__Data supplied__.
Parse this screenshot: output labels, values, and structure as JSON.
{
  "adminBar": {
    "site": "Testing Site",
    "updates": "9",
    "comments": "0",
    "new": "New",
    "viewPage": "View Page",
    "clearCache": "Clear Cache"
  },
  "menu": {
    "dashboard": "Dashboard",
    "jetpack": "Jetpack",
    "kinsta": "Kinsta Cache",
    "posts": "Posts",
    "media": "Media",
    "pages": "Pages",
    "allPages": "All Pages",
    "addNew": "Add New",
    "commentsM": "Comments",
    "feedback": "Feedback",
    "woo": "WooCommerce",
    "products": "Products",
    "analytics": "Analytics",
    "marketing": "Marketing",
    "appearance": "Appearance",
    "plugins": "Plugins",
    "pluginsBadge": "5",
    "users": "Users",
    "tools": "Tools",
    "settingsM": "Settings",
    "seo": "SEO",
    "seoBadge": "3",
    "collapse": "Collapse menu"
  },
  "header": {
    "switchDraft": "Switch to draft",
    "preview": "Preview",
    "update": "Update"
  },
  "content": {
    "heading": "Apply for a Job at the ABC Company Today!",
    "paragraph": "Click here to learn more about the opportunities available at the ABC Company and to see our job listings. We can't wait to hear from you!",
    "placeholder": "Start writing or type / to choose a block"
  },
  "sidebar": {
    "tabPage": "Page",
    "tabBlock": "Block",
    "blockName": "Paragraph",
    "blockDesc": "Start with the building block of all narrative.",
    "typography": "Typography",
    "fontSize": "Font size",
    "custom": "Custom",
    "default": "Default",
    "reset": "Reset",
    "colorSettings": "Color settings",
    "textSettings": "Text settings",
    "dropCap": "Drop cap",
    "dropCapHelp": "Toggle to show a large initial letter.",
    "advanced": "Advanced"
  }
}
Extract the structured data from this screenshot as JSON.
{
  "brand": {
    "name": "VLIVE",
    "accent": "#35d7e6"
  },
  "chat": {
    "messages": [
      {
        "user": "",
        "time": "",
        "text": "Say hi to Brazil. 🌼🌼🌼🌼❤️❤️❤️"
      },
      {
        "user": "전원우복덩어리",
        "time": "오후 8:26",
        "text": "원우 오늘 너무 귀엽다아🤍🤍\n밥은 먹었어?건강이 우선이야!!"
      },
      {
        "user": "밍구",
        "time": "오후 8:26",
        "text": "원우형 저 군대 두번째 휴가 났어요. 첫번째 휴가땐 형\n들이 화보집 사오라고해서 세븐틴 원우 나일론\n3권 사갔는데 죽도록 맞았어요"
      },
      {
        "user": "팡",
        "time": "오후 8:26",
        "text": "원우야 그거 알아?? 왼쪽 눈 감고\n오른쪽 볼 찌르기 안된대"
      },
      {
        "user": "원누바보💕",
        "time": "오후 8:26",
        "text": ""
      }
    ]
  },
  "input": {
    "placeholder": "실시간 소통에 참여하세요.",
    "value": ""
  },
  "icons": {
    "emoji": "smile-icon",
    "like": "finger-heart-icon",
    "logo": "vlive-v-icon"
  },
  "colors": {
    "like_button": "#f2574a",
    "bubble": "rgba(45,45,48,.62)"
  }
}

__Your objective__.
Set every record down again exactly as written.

__Reply__.
Parse this screenshot: output labels, values, and structure as JSON.
{
  "adminBar": {
    "site": "Testing Site",
    "updates": "9",
    "comments": "0",
    "new": "New",
    "viewPage": "View Page",
    "clearCache": "Clear Cache"
  },
  "menu": {
    "dashboard": "Dashboard",
    "jetpack": "Jetpack",
    "kinsta": "Kinsta Cache",
    "posts": "Posts",
    "media": "Media",
    "pages": "Pages",
    "allPages": "All Pages",
    "addNew": "Add New",
    "commentsM": "Comments",
    "feedback": "Feedback",
    "woo": "WooCommerce",
    "products": "Products",
    "analytics": "Analytics",
    "marketing": "Marketing",
    "appearance": "Appearance",
    "plugins": "Plugins",
    "pluginsBadge": "5",
    "users": "Users",
    "tools": "Tools",
    "settingsM": "Settings",
    "seo": "SEO",
    "seoBadge": "3",
    "collapse": "Collapse menu"
  },
  "header": {
    "switchDraft": "Switch to draft",
    "preview": "Preview",
    "update": "Update"
  },
  "content": {
    "heading": "Apply for a Job at the ABC Company Today!",
    "paragraph": "Click here to learn more about the opportunities available at the ABC Company and to see our job listings. We can't wait to hear from you!",
    "placeholder": "Start writing or type / to choose a block"
  },
  "sidebar": {
    "tabPage": "Page",
    "tabBlock": "Block",
    "blockName": "Paragraph",
    "blockDesc": "Start with the building block of all narrative.",
    "typography": "Typography",
    "fontSize": "Font size",
    "custom": "Custom",
    "default": "Default",
    "reset": "Reset",
    "colorSettings": "Color settings",
    "textSettings": "Text settings",
    "dropCap": "Drop cap",
    "dropCapHelp": "Toggle to show a large initial letter.",
    "advanced": "Advanced"
  }
}
Extract the structured data from this screenshot as JSON.
{
  "brand": {
    "name": "VLIVE",
    "accent": "#35d7e6"
  },
  "chat": {
    "messages": [
      {
        "user": "",
        "time": "",
        "text": "Say hi to Brazil. 🌼🌼🌼🌼❤️❤️❤️"
      },
      {
        "user": "전원우복덩어리",
        "time": "오후 8:26",
        "text": "원우 오늘 너무 귀엽다아🤍🤍\n밥은 먹었어?건강이 우선이야!!"
      },
      {
        "user": "밍구",
        "time": "오후 8:26",
        "text": "원우형 저 군대 두번째 휴가 났어요. 첫번째 휴가땐 형\n들이 화보집 사오라고해서 세븐틴 원우 나일론\n3권 사갔는데 죽도록 맞았어요"
      },
      {
        "user": "팡",
        "time": "오후 8:26",
        "text": "원우야 그거 알아?? 왼쪽 눈 감고\n오른쪽 볼 찌르기 안된대"
      },
      {
        "user": "원누바보💕",
        "time": "오후 8:26",
        "text": ""
      }
    ]
  },
  "input": {
    "placeholder": "실시간 소통에 참여하세요.",
    "value": ""
  },
  "icons": {
    "emoji": "smile-icon",
    "like": "finger-heart-icon",
    "logo": "vlive-v-icon"
  },
  "colors": {
    "like_button": "#f2574a",
    "bubble": "rgba(45,45,48,.62)"
  }
}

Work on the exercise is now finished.